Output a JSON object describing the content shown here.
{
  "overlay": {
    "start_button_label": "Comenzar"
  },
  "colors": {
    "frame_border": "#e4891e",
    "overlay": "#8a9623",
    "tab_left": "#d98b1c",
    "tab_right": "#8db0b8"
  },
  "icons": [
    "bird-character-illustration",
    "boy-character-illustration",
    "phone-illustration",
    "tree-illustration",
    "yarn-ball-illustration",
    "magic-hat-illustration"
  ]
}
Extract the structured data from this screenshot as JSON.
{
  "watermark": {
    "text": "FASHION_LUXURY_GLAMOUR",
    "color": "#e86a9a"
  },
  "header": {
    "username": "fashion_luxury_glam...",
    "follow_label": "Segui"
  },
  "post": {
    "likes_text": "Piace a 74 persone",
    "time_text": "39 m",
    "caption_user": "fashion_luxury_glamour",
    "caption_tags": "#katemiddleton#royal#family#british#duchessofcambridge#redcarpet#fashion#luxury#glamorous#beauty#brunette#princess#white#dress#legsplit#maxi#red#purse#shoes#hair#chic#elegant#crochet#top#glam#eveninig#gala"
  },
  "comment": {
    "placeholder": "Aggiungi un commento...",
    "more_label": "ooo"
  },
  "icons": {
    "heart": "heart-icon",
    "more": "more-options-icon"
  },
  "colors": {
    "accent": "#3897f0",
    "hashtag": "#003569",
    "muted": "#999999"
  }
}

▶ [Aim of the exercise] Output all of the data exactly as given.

▶ [Completed exercise]
Output a JSON object describing the content shown here.
{
  "overlay": {
    "start_button_label": "Comenzar"
  },
  "colors": {
    "frame_border": "#e4891e",
    "overlay": "#8a9623",
    "tab_left": "#d98b1c",
    "tab_right": "#8db0b8"
  },
  "icons": [
    "bird-character-illustration",
    "boy-character-illustration",
    "phone-illustration",
    "tree-illustration",
    "yarn-ball-illustration",
    "magic-hat-illustration"
  ]
}
Extract the structured data from this screenshot as JSON.
{
  "watermark": {
    "text": "FASHION_LUXURY_GLAMOUR",
    "color": "#e86a9a"
  },
  "header": {
    "username": "fashion_luxury_glam...",
    "follow_label": "Segui"
  },
  "post": {
    "likes_text": "Piace a 74 persone",
    "time_text": "39 m",
    "caption_user": "fashion_luxury_glamour",
    "caption_tags": "#katemiddleton#royal#family#british#duchessofcambridge#redcarpet#fashion#luxury#glamorous#beauty#brunette#princess#white#dress#legsplit#maxi#red#purse#shoes#hair#chic#elegant#crochet#top#glam#eveninig#gala"
  },
  "comment": {
    "placeholder": "Aggiungi un commento...",
    "more_label": "ooo"
  },
  "icons": {
    "heart": "heart-icon",
    "more": "more-options-icon"
  },
  "colors": {
    "accent": "#3897f0",
    "hashtag": "#003569",
    "muted": "#999999"
  }
}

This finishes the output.